Stay Calm and Keep Cool this Summer!

Author: ongling

Hi, I have been making bento lunch boxes for my toddler son for a year. Its a challenge everyday to think of new bento ideas to excite him. The creations are endless and took a lot of trial and errors. But most importantly, his bento lunches must deliver 3 key goals: exciting presentation (eye appeal), exciting tastes (texture & ingredients) and exciting adventures (dare to try; food play). Recently, I started making my husband lunch bentos too for work after he got envious of seeing beautiful bentos prepared by Japanese wives on Japanese TV network. I am learning and picking up skills from many talented bento makers everyday to improve myself. Here are some of my creations I would like to share with you. Apart from bentos, there some travel stories and little things i enjoy doing related to food and culture in this blog. So enjoy and share your thoughts with me.

Leave a Reply

Fill in your details below or click an icon to log in:

WordPress.com Logo

You are commenting using your WordPress.com account. Log Out / Change )

Twitter picture

You are commenting using your Twitter account. Log Out / Change )

Facebook photo

You are commenting using your Facebook account. Log Out / Change )

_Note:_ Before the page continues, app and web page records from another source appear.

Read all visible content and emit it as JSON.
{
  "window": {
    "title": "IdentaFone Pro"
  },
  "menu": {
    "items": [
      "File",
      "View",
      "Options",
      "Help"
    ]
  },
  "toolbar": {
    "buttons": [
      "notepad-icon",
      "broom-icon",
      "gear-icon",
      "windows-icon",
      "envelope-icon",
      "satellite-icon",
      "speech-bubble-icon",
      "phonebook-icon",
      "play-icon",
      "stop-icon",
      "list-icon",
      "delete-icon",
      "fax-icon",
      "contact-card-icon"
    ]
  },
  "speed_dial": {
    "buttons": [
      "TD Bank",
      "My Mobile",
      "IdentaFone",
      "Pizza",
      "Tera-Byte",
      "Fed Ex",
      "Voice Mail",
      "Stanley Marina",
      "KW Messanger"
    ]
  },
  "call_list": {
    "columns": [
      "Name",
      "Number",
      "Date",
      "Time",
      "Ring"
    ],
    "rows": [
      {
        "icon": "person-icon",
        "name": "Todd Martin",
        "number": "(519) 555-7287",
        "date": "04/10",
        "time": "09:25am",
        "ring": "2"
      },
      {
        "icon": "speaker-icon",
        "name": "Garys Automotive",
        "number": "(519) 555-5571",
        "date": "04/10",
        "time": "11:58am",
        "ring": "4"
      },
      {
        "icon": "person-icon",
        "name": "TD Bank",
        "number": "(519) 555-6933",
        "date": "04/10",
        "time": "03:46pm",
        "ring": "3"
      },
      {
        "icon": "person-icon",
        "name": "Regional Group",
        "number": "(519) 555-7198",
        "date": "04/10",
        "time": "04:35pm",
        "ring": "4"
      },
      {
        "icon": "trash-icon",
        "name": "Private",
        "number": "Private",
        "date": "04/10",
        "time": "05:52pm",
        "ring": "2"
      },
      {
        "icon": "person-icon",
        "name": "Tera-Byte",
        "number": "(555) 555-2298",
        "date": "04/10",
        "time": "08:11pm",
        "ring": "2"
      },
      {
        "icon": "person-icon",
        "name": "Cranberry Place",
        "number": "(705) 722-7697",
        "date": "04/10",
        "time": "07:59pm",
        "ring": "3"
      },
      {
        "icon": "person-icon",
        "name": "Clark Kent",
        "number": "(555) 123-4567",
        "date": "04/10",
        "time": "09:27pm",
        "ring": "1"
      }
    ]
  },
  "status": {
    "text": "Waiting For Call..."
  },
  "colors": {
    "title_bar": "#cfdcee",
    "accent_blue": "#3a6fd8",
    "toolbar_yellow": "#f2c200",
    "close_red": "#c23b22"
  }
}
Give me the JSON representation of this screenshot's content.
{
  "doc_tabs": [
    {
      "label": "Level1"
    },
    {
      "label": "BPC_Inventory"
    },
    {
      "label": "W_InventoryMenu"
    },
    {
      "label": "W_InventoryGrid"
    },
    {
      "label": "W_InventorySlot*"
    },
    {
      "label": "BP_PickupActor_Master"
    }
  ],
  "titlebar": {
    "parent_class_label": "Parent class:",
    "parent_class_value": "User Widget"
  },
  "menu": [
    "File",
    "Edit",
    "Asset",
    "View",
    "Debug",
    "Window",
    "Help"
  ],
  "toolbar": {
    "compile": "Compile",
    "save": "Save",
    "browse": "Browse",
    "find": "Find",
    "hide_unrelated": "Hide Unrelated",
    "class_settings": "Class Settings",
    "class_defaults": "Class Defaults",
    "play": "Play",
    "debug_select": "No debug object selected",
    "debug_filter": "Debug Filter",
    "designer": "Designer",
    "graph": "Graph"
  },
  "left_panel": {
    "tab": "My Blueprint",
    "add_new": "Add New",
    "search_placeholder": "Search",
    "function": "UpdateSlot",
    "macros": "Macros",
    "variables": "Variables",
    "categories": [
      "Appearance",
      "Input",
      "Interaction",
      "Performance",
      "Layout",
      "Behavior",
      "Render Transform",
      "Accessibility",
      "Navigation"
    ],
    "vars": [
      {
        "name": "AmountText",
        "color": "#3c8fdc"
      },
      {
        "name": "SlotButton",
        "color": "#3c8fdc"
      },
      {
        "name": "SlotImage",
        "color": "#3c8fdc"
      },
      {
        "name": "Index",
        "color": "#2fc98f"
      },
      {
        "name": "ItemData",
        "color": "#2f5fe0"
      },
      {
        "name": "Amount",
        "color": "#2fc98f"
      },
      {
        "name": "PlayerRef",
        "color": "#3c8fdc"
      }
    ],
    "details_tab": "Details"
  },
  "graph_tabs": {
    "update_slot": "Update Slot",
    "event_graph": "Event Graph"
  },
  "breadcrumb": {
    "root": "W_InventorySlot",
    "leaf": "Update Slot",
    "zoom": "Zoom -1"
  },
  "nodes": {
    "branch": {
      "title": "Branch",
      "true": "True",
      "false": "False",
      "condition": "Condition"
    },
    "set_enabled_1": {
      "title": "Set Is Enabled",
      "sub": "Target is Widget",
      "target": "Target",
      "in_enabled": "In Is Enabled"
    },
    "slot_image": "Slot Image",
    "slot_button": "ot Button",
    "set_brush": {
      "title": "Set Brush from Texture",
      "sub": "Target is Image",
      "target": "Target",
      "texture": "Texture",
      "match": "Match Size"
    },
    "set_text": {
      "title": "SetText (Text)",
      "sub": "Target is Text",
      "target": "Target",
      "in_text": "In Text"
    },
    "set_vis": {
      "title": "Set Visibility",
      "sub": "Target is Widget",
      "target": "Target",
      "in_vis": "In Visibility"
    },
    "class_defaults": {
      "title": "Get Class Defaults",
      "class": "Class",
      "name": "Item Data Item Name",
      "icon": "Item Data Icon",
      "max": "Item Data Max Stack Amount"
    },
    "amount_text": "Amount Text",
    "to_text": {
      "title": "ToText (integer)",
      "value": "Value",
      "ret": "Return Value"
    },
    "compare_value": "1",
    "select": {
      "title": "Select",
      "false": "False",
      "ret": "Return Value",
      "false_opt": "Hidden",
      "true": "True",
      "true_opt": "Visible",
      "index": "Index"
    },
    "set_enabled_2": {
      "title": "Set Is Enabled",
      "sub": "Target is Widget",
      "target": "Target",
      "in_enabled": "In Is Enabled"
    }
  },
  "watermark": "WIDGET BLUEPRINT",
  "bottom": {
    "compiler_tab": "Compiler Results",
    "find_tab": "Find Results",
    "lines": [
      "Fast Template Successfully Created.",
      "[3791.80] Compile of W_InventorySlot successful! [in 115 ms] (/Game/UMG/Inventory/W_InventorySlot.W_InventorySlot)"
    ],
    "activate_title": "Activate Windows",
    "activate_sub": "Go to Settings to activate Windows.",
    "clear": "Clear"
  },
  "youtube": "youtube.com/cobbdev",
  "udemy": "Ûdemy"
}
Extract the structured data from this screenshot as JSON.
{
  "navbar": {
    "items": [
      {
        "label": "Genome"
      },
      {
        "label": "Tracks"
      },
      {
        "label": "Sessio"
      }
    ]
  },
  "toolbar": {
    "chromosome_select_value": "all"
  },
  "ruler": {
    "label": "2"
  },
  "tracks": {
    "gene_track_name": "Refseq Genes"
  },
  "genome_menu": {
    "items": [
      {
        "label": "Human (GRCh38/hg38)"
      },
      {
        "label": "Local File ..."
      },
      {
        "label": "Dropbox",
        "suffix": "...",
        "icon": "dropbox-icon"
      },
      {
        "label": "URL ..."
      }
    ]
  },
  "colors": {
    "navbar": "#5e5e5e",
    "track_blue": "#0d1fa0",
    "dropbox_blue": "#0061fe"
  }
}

Google+ photo

You are commenting using your Google+ account. Log Out / Change )

Connecting to %s